COFFEE WITH WARREN, with Warren Harbeck
The words of the late Chief Walking Buffalo, globetrotting goodwill ambassador of the Stoney Nakoda First Nation, were echoed throughout the evening.
Look at the forest, he’d say – the trees, the bushes, the flowers. In their diversity there is a unity of beauty. One tree doesn’t say to a tree of a different species, “I’m better than you,” nor does the cranberry bush say to the moss, “I don’t need you; get out of my forest.”
And so it is in our lives together as human beings, he’d say. In all our diversity, we need each other; we need what’s known in the Stoney Nakoda language as wazin îchinabi, “oneness.”That’s the way the Great Spirit made us, and that’s the way life as a whole can be beautiful.
Stoney Nakoda Elder Sykes Powderface shared that story at the 8th Annual World Religions Conference held at the Cochrane RancheHouse on April 19. He was one of six panelists addressing the topic, “Building Bridges of Mutual Respect and Goodwill.”
The well-attended public event, organized by the Ahmadiyya Muslim community of Calgary, brought together representatives from Hinduism, Aboriginal spirituality, Judaism, Christianity, Islam and the Baha’i Faith.
Serving both as moderator and as representative of a Christian viewpoint, I opened the evening with Jesus’ story of the Good Samaritan. The Samaritan was a religiously marginalized “other” whose care for a total stranger of a different religious group – a robbery victim who had been beaten up and left for nearly dead along a busy road – provided an answer to the question raised by a religious scholar of the day: “Who is my neighbour?”
Clearly, the mutual respect for the wellbeing of each other on the basis of our common humanity amidst our diversity outweighs our religious differences.
This priority was affirmed by Romesh Anand, Hindu, a restaurateur and award-winning bridge builder among the Calgary-area’s diverse South Asian religious communities.
Romesh shared the story of how a very long bridge of Indian antiquity was built, not with steel and heavy machinery, but by hand, and stone by stone. The same stones used for building walls can be used, instead, to build bridges, he said.
When we pick up stones, “It is up to us to build a wall, or to build a bridge.” The choice is ours, he said.
Dr. David Lertzman, Assistant Professor of Environmental Management and Sustainable Development at the University of Calgary’s Haskayne School of Business, shared a Jewish perspective on the topic.
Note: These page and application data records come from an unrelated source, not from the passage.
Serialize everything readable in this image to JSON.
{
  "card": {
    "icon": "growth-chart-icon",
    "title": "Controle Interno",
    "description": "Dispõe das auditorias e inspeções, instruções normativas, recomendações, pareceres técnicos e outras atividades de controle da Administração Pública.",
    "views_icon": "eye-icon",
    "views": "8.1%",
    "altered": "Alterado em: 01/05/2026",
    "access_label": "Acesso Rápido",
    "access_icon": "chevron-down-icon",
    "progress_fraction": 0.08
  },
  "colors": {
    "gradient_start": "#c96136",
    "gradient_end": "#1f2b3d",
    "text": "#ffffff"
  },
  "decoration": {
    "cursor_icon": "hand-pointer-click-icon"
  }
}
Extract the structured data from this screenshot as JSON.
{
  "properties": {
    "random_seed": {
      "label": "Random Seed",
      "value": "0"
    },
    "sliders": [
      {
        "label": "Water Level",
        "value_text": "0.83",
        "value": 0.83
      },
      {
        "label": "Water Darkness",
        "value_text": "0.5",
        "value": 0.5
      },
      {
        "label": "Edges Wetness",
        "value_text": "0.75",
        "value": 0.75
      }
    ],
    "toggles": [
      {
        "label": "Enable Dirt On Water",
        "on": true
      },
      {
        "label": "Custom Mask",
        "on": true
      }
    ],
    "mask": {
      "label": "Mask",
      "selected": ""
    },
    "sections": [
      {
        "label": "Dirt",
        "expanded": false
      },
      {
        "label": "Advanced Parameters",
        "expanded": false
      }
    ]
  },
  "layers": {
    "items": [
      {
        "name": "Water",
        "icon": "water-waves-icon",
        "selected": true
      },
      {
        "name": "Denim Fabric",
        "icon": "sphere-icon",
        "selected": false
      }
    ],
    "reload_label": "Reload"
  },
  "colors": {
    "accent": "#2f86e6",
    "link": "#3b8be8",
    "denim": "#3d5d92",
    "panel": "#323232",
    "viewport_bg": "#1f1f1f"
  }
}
Bridge-building must follow the lead of First Nations traditional teachings on our relationship, not only with each other, he said, but with the land, as well. We’re “at a crossroads on Mother Earth, consuming more than the planet is able to produce.” And in human relations, “the same kind of prejudice that formerly was focused on Jews is now against Muslims,” he lamented. “We are being called upon to stand up for and with one another.”
Dr. Michael Bopp, Baha’i, picked up on Sykes’ lead about the Creator’s love of diversity. Too often, however, some religious people have taken that diversity as grounds for fear and suspicion, the co-founder of the Four Worlds Centre for Development Learning said.
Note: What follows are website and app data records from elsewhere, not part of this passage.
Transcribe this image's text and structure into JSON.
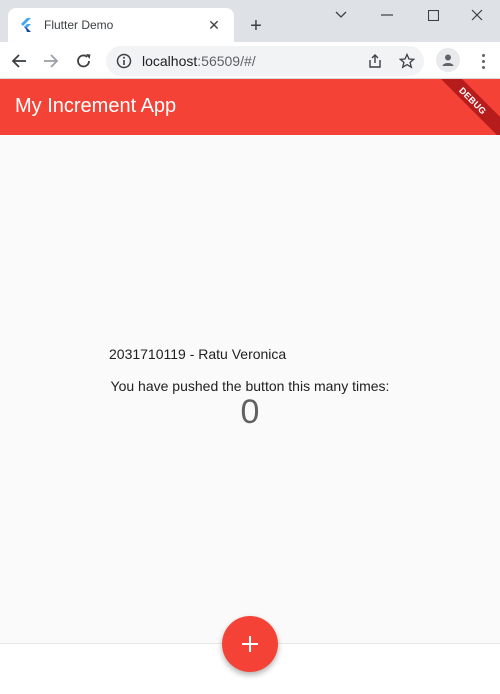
{
  "browser": {
    "tab": {
      "title": "Flutter Demo",
      "close_label": "✕"
    },
    "new_tab_label": "+",
    "address": {
      "host": "localhost",
      "path": ":56509/#/"
    }
  },
  "app": {
    "title": "My Increment App",
    "debug_banner": "DEBUG",
    "student_label": "2031710119 - Ratu Veronica",
    "pushed_text": "You have pushed the button this many times:",
    "counter": "0",
    "fab_label": "+"
  },
  "colors": {
    "app_bar": "#f44336",
    "fab": "#f44336",
    "debug_banner": "#b71c1c",
    "background": "#fafafa"
  },
  "icons": {
    "favicon": "flutter-logo-icon",
    "back": "arrow-left-icon",
    "forward": "arrow-right-icon",
    "reload": "reload-icon",
    "info": "info-icon",
    "share": "share-icon",
    "bookmark": "star-icon",
    "profile": "person-icon",
    "menu": "more-vertical-icon",
    "fab": "plus-icon"
  }
}
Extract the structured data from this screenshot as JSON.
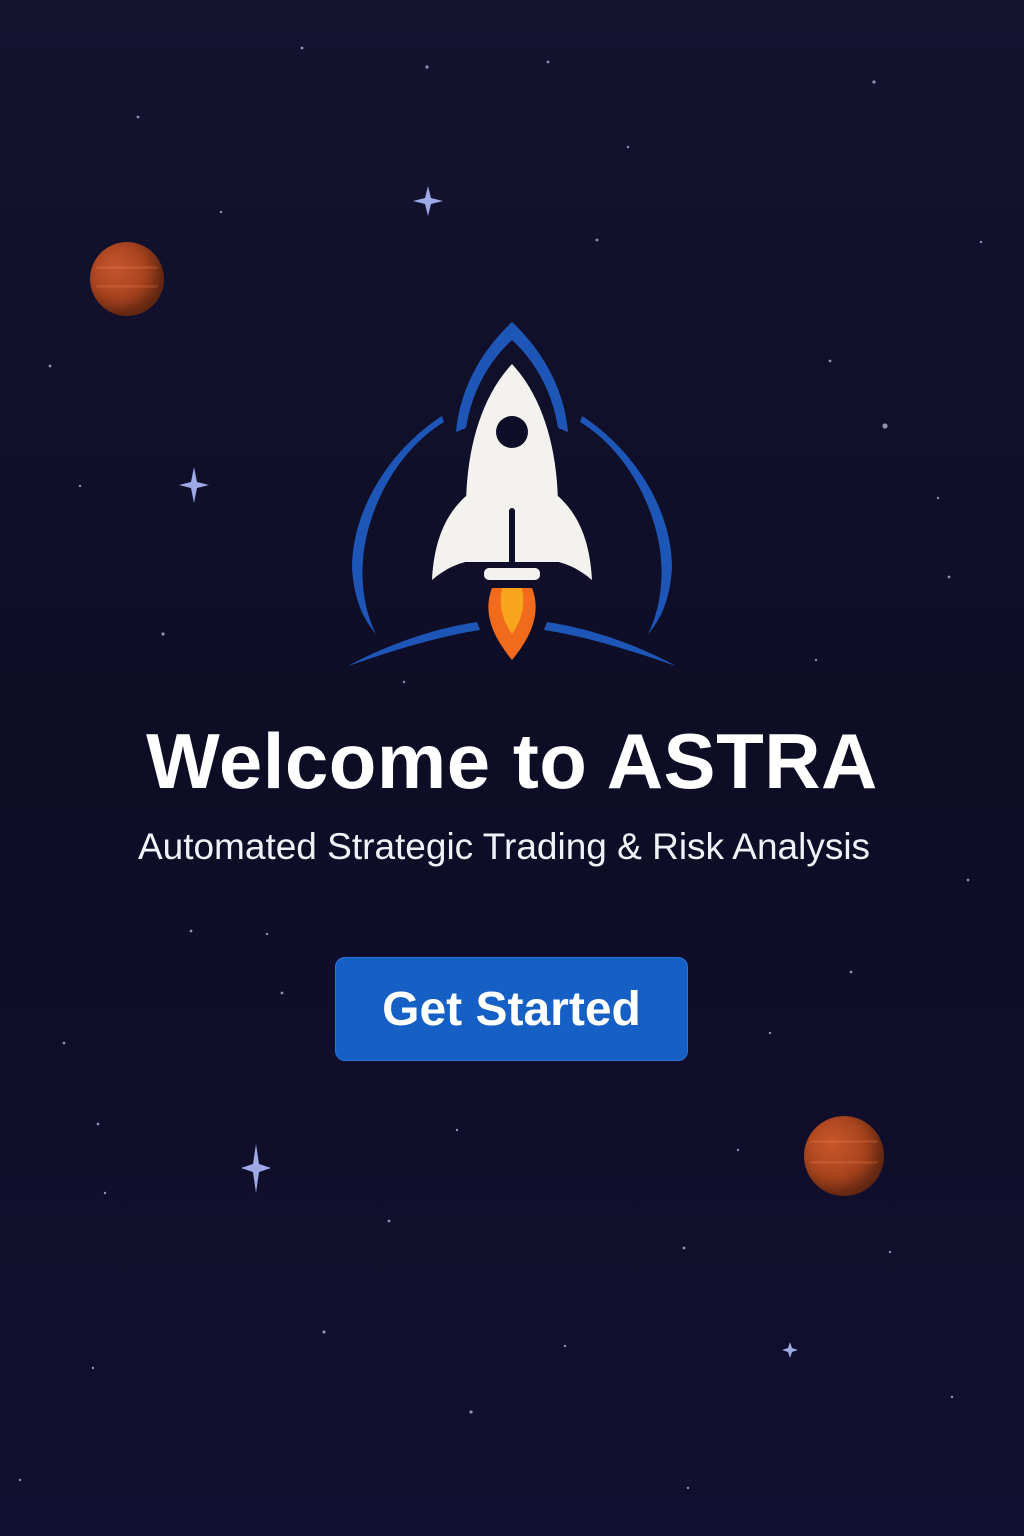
{
  "colors": {
    "background": "#121131",
    "accent": "#1660c5",
    "planet": "#a8431f",
    "flame": "#f26b1d",
    "rocket_body": "#f3f2ee",
    "orbit_arc": "#1e56b8"
  },
  "logo": {
    "icon": "rocket-icon"
  },
  "welcome": {
    "title": "Welcome to ASTRA",
    "subtitle": "Automated Strategic Trading & Risk Analysis"
  },
  "cta": {
    "label": "Get Started"
  }
}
“We need to create a moral understanding for a different world” that rises above dogmatic divisions and ignorance of the sciences for the sake of our collective humanity motivated by spiritual teachings. We have to get beyond an “I’m right and you’re wrong” relationship with each other. “This requires real love.”
Yes, love, said Maulana Taha Syed, Imam at the Ahmadiyya community’s Baitun Nur Mosque in Calgary, whose motto is “Love for all, hatred for none.” God created our diversity of appearance only so we could recognize each other, he said, not as barriers against each other.
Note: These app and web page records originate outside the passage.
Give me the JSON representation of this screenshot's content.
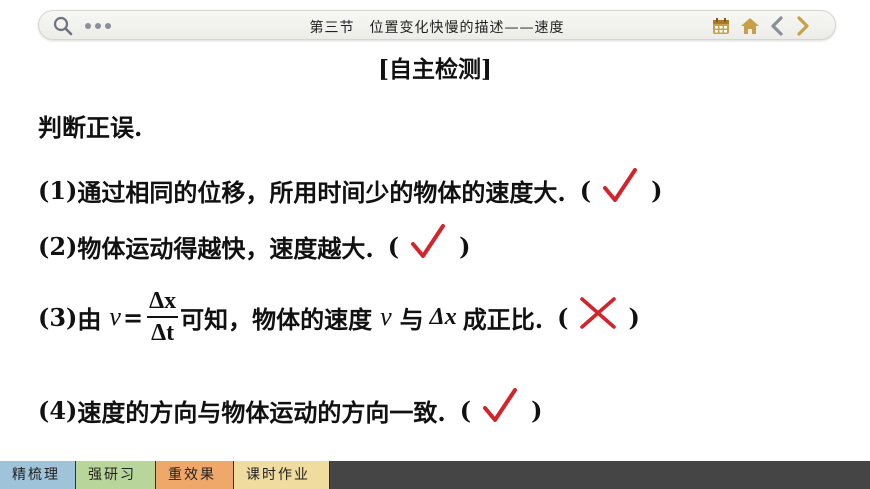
{
  "header": {
    "title": "第三节　位置变化快慢的描述——速度",
    "icons": [
      "search-icon",
      "more-dots-icon",
      "calendar-icon",
      "home-icon",
      "chevron-left-icon",
      "chevron-right-icon"
    ],
    "accent_color": "#c8a04a"
  },
  "section_heading": "[自主检测]",
  "intro": "判断正误.",
  "items": [
    {
      "label": "(1)",
      "text": "通过相同的位移，所用时间少的物体的速度大.",
      "open": "(",
      "close": ")",
      "answer": "check"
    },
    {
      "label": "(2)",
      "text": "物体运动得越快，速度越大.",
      "open": "(",
      "close": ")",
      "answer": "check"
    },
    {
      "label": "(3)",
      "pre": "由",
      "var_v": "v",
      "eq": "=",
      "frac_num": "Δx",
      "frac_den": "Δt",
      "post": "可知，物体的速度",
      "var_v2": "v",
      "mid": "与",
      "delta_x": "Δx",
      "end": "成正比.",
      "open": "(",
      "close": ")",
      "answer": "cross"
    },
    {
      "label": "(4)",
      "text": "速度的方向与物体运动的方向一致.",
      "open": "(",
      "close": ")",
      "answer": "check"
    }
  ],
  "answer_color": "#d0252b",
  "bottom_tabs": [
    {
      "label": "精梳理",
      "color": "#9fc3d9"
    },
    {
      "label": "强研习",
      "color": "#b9d69a"
    },
    {
      "label": "重效果",
      "color": "#f0a76a"
    },
    {
      "label": "课时作业",
      "color": "#f0dc9e"
    }
  ]
}
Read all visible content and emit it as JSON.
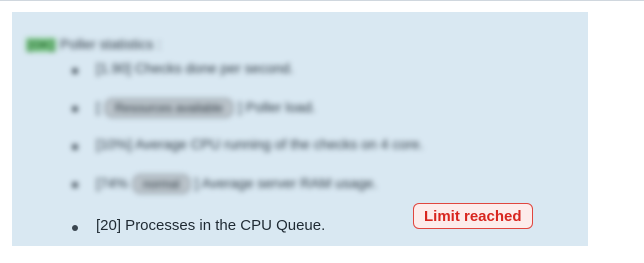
{
  "poller": {
    "status_tag": "[OK]",
    "heading": "Poller statistics :",
    "stats": [
      {
        "prefix": "[1.90]",
        "text": "Checks done per second."
      },
      {
        "prefix": "[",
        "badge": "Resources available",
        "text": "] Poller load."
      },
      {
        "prefix": "[10%]",
        "text": "Average CPU running of the checks on 4 core."
      },
      {
        "prefix": "[74%",
        "badge": "normal",
        "text": "] Average server RAM usage."
      }
    ],
    "queue": {
      "text": "[20] Processes in the CPU Queue.",
      "badge": "Limit reached",
      "badge_color": "#d8261f"
    }
  },
  "colors": {
    "panel_bg": "#d9e8f2",
    "ok_tag": "#7ecb8a",
    "alert": "#e0463f"
  }
}
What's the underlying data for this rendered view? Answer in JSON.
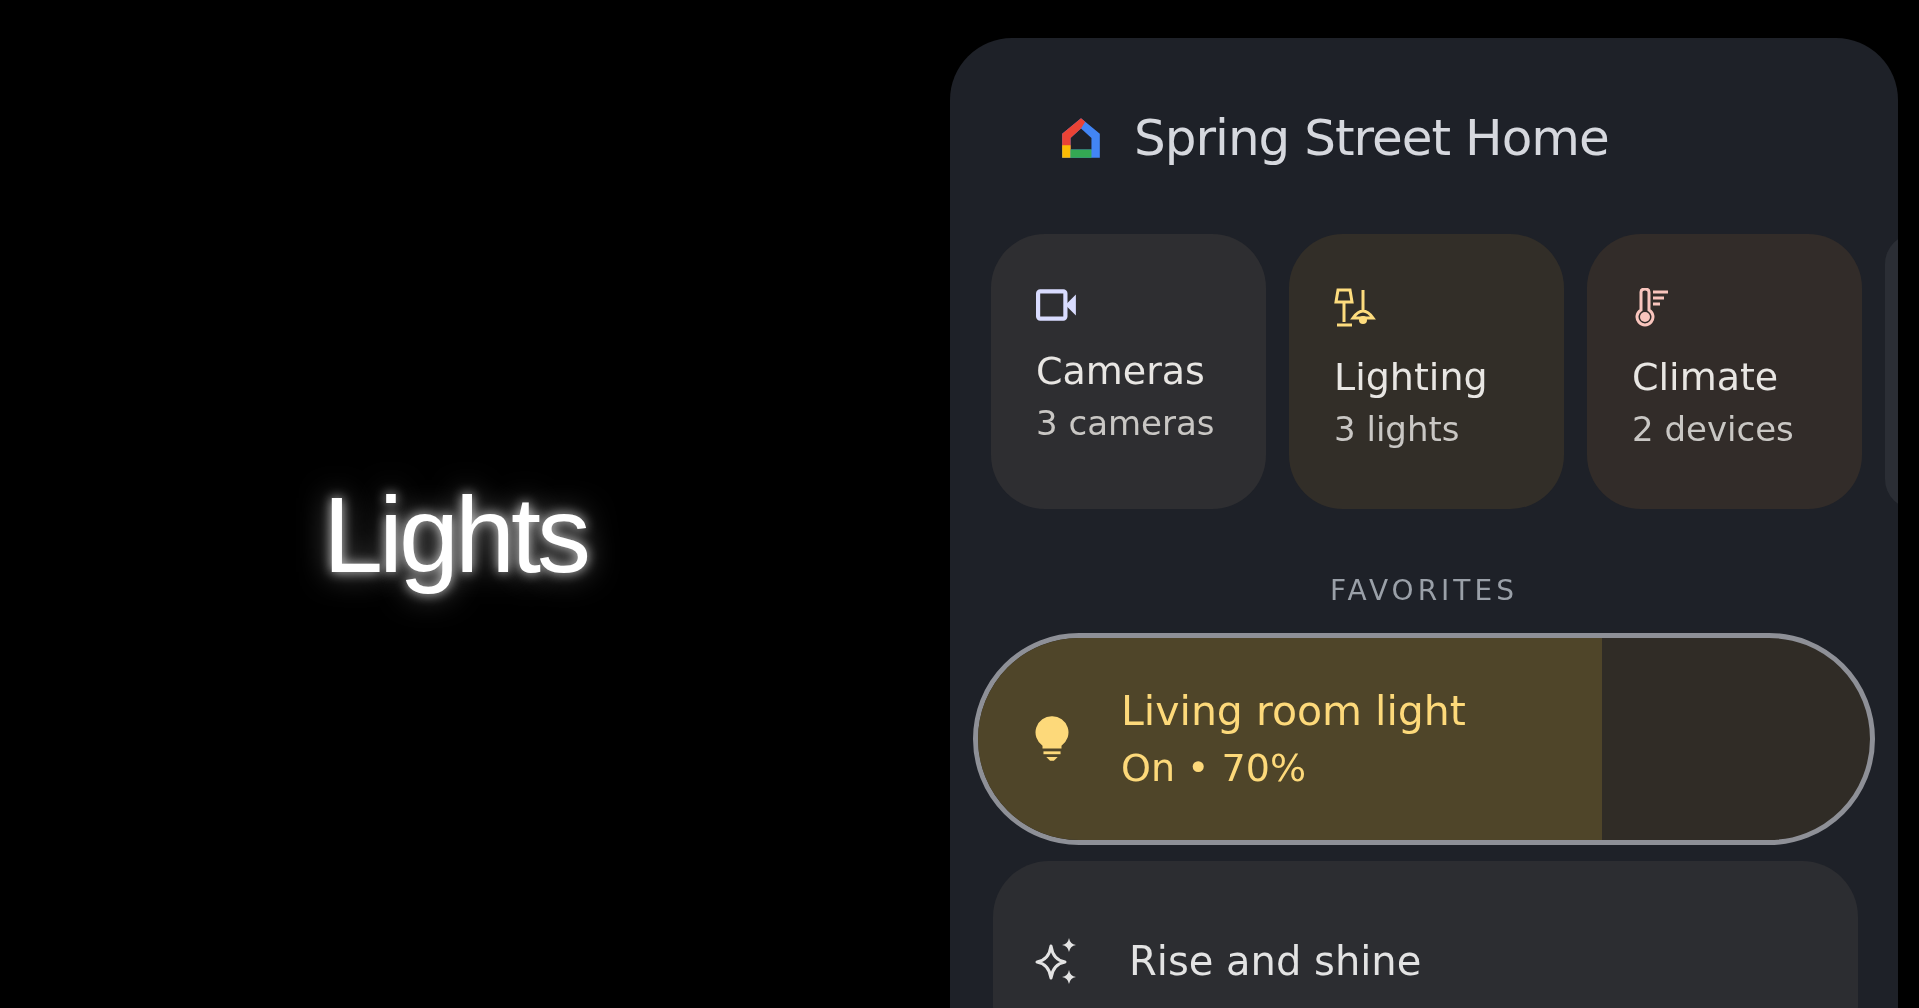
{
  "caption": "Lights",
  "home": {
    "title": "Spring Street Home"
  },
  "categories": [
    {
      "kind": "cameras",
      "label": "Cameras",
      "count": "3 cameras"
    },
    {
      "kind": "lighting",
      "label": "Lighting",
      "count": "3 lights"
    },
    {
      "kind": "climate",
      "label": "Climate",
      "count": "2 devices"
    }
  ],
  "section_title": "FAVORITES",
  "favorites": [
    {
      "name": "Living room light",
      "status": "On • 70%",
      "on": true,
      "level": 0.7
    }
  ],
  "scenes": [
    {
      "name": "Rise and shine"
    }
  ]
}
He is appalled to see some so-called Muslims doing such terrible things in our world right now. Speaking as a representative of the conference’s organizers, he said that the evening was an attempt to show another way. We all have the ability “to bring about positive change.”
Or, as Gandhi put it, I added in my concluding comments as moderator, “Be the change that you wish to see in the world.”
© 2016 Warren Harbeck